#### DATA FOR ANALYSIS ####

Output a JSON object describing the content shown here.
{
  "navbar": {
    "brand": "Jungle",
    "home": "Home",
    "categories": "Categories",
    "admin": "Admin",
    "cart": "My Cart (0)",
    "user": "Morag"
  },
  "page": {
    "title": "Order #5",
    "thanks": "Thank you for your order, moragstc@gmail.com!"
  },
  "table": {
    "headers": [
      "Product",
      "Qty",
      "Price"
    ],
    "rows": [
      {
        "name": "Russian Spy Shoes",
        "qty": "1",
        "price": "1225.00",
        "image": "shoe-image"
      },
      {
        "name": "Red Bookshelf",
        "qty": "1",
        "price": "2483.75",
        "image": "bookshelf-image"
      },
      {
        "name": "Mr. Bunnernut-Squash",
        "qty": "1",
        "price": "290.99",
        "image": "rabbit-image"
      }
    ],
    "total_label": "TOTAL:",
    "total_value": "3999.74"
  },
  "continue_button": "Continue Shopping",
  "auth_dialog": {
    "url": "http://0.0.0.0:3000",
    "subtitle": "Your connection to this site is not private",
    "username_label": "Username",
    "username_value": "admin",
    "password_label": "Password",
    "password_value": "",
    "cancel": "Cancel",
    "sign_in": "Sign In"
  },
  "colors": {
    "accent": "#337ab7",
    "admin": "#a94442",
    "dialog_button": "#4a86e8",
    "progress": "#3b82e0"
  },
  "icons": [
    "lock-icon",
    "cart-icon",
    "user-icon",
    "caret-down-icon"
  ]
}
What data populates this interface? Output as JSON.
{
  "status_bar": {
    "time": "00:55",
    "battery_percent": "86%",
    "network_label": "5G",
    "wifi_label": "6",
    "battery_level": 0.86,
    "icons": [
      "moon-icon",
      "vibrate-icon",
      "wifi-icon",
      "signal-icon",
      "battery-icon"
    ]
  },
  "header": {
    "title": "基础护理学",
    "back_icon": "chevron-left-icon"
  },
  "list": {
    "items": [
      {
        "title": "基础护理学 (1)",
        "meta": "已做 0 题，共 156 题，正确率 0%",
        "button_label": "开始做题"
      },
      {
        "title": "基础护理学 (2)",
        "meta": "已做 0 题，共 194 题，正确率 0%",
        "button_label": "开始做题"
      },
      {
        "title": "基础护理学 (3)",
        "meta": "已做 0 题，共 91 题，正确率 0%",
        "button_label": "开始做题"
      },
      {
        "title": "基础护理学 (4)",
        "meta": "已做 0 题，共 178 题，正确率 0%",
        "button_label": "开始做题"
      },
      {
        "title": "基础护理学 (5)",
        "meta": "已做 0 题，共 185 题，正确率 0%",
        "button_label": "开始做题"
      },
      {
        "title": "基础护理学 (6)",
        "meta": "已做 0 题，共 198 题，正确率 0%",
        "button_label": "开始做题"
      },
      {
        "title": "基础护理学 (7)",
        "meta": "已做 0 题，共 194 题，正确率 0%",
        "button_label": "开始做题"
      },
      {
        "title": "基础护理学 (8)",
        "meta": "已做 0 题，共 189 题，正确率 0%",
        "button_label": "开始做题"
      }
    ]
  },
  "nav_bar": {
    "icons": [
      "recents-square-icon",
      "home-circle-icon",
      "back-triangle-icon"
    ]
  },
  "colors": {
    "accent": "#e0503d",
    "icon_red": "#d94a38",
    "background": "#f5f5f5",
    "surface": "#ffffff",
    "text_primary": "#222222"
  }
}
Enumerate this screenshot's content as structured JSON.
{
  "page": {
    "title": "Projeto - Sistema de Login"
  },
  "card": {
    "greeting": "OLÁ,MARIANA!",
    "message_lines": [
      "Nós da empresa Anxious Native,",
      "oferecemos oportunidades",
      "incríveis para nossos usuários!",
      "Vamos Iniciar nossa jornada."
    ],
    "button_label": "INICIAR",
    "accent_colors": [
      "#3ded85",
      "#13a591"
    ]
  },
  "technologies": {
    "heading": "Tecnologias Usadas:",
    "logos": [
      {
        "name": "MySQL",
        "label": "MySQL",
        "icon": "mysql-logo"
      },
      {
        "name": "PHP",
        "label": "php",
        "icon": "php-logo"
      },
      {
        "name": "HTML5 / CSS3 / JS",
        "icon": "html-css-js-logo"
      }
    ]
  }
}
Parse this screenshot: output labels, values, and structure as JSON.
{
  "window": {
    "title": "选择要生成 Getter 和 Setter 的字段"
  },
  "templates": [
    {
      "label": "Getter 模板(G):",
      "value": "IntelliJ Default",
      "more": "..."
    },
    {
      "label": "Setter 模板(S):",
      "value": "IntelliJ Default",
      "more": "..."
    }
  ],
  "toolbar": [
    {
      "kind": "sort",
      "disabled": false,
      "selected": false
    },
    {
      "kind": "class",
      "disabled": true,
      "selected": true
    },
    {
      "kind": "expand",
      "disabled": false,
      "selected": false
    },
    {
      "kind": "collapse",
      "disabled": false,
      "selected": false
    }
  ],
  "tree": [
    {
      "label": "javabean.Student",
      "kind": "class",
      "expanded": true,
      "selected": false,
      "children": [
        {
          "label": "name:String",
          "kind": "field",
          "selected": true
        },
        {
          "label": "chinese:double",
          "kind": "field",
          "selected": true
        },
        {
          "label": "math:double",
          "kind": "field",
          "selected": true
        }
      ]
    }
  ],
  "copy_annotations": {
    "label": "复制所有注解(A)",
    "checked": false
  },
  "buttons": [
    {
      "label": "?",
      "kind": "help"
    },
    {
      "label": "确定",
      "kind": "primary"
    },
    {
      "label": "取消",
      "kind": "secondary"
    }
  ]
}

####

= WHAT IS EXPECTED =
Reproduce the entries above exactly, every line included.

= RESPONSE AREA =
Output a JSON object describing the content shown here.
{
  "navbar": {
    "brand": "Jungle",
    "home": "Home",
    "categories": "Categories",
    "admin": "Admin",
    "cart": "My Cart (0)",
    "user": "Morag"
  },
  "page": {
    "title": "Order #5",
    "thanks": "Thank you for your order, moragstc@gmail.com!"
  },
  "table": {
    "headers": [
      "Product",
      "Qty",
      "Price"
    ],
    "rows": [
      {
        "name": "Russian Spy Shoes",
        "qty": "1",
        "price": "1225.00",
        "image": "shoe-image"
      },
      {
        "name": "Red Bookshelf",
        "qty": "1",
        "price": "2483.75",
        "image": "bookshelf-image"
      },
      {
        "name": "Mr. Bunnernut-Squash",
        "qty": "1",
        "price": "290.99",
        "image": "rabbit-image"
      }
    ],
    "total_label": "TOTAL:",
    "total_value": "3999.74"
  },
  "continue_button": "Continue Shopping",
  "auth_dialog": {
    "url": "http://0.0.0.0:3000",
    "subtitle": "Your connection to this site is not private",
    "username_label": "Username",
    "username_value": "admin",
    "password_label": "Password",
    "password_value": "",
    "cancel": "Cancel",
    "sign_in": "Sign In"
  },
  "colors": {
    "accent": "#337ab7",
    "admin": "#a94442",
    "dialog_button": "#4a86e8",
    "progress": "#3b82e0"
  },
  "icons": [
    "lock-icon",
    "cart-icon",
    "user-icon",
    "caret-down-icon"
  ]
}
What data populates this interface? Output as JSON.
{
  "status_bar": {
    "time": "00:55",
    "battery_percent": "86%",
    "network_label": "5G",
    "wifi_label": "6",
    "battery_level": 0.86,
    "icons": [
      "moon-icon",
      "vibrate-icon",
      "wifi-icon",
      "signal-icon",
      "battery-icon"
    ]
  },
  "header": {
    "title": "基础护理学",
    "back_icon": "chevron-left-icon"
  },
  "list": {
    "items": [
      {
        "title": "基础护理学 (1)",
        "meta": "已做 0 题，共 156 题，正确率 0%",
        "button_label": "开始做题"
      },
      {
        "title": "基础护理学 (2)",
        "meta": "已做 0 题，共 194 题，正确率 0%",
        "button_label": "开始做题"
      },
      {
        "title": "基础护理学 (3)",
        "meta": "已做 0 题，共 91 题，正确率 0%",
        "button_label": "开始做题"
      },
      {
        "title": "基础护理学 (4)",
        "meta": "已做 0 题，共 178 题，正确率 0%",
        "button_label": "开始做题"
      },
      {
        "title": "基础护理学 (5)",
        "meta": "已做 0 题，共 185 题，正确率 0%",
        "button_label": "开始做题"
      },
      {
        "title": "基础护理学 (6)",
        "meta": "已做 0 题，共 198 题，正确率 0%",
        "button_label": "开始做题"
      },
      {
        "title": "基础护理学 (7)",
        "meta": "已做 0 题，共 194 题，正确率 0%",
        "button_label": "开始做题"
      },
      {
        "title": "基础护理学 (8)",
        "meta": "已做 0 题，共 189 题，正确率 0%",
        "button_label": "开始做题"
      }
    ]
  },
  "nav_bar": {
    "icons": [
      "recents-square-icon",
      "home-circle-icon",
      "back-triangle-icon"
    ]
  },
  "colors": {
    "accent": "#e0503d",
    "icon_red": "#d94a38",
    "background": "#f5f5f5",
    "surface": "#ffffff",
    "text_primary": "#222222"
  }
}
Enumerate this screenshot's content as structured JSON.
{
  "page": {
    "title": "Projeto - Sistema de Login"
  },
  "card": {
    "greeting": "OLÁ,MARIANA!",
    "message_lines": [
      "Nós da empresa Anxious Native,",
      "oferecemos oportunidades",
      "incríveis para nossos usuários!",
      "Vamos Iniciar nossa jornada."
    ],
    "button_label": "INICIAR",
    "accent_colors": [
      "#3ded85",
      "#13a591"
    ]
  },
  "technologies": {
    "heading": "Tecnologias Usadas:",
    "logos": [
      {
        "name": "MySQL",
        "label": "MySQL",
        "icon": "mysql-logo"
      },
      {
        "name": "PHP",
        "label": "php",
        "icon": "php-logo"
      },
      {
        "name": "HTML5 / CSS3 / JS",
        "icon": "html-css-js-logo"
      }
    ]
  }
}
Parse this screenshot: output labels, values, and structure as JSON.
{
  "window": {
    "title": "选择要生成 Getter 和 Setter 的字段"
  },
  "templates": [
    {
      "label": "Getter 模板(G):",
      "value": "IntelliJ Default",
      "more": "..."
    },
    {
      "label": "Setter 模板(S):",
      "value": "IntelliJ Default",
      "more": "..."
    }
  ],
  "toolbar": [
    {
      "kind": "sort",
      "disabled": false,
      "selected": false
    },
    {
      "kind": "class",
      "disabled": true,
      "selected": true
    },
    {
      "kind": "expand",
      "disabled": false,
      "selected": false
    },
    {
      "kind": "collapse",
      "disabled": false,
      "selected": false
    }
  ],
  "tree": [
    {
      "label": "javabean.Student",
      "kind": "class",
      "expanded": true,
      "selected": false,
      "children": [
        {
          "label": "name:String",
          "kind": "field",
          "selected": true
        },
        {
          "label": "chinese:double",
          "kind": "field",
          "selected": true
        },
        {
          "label": "math:double",
          "kind": "field",
          "selected": true
        }
      ]
    }
  ],
  "copy_annotations": {
    "label": "复制所有注解(A)",
    "checked": false
  },
  "buttons": [
    {
      "label": "?",
      "kind": "help"
    },
    {
      "label": "确定",
      "kind": "primary"
    },
    {
      "label": "取消",
      "kind": "secondary"
    }
  ]
}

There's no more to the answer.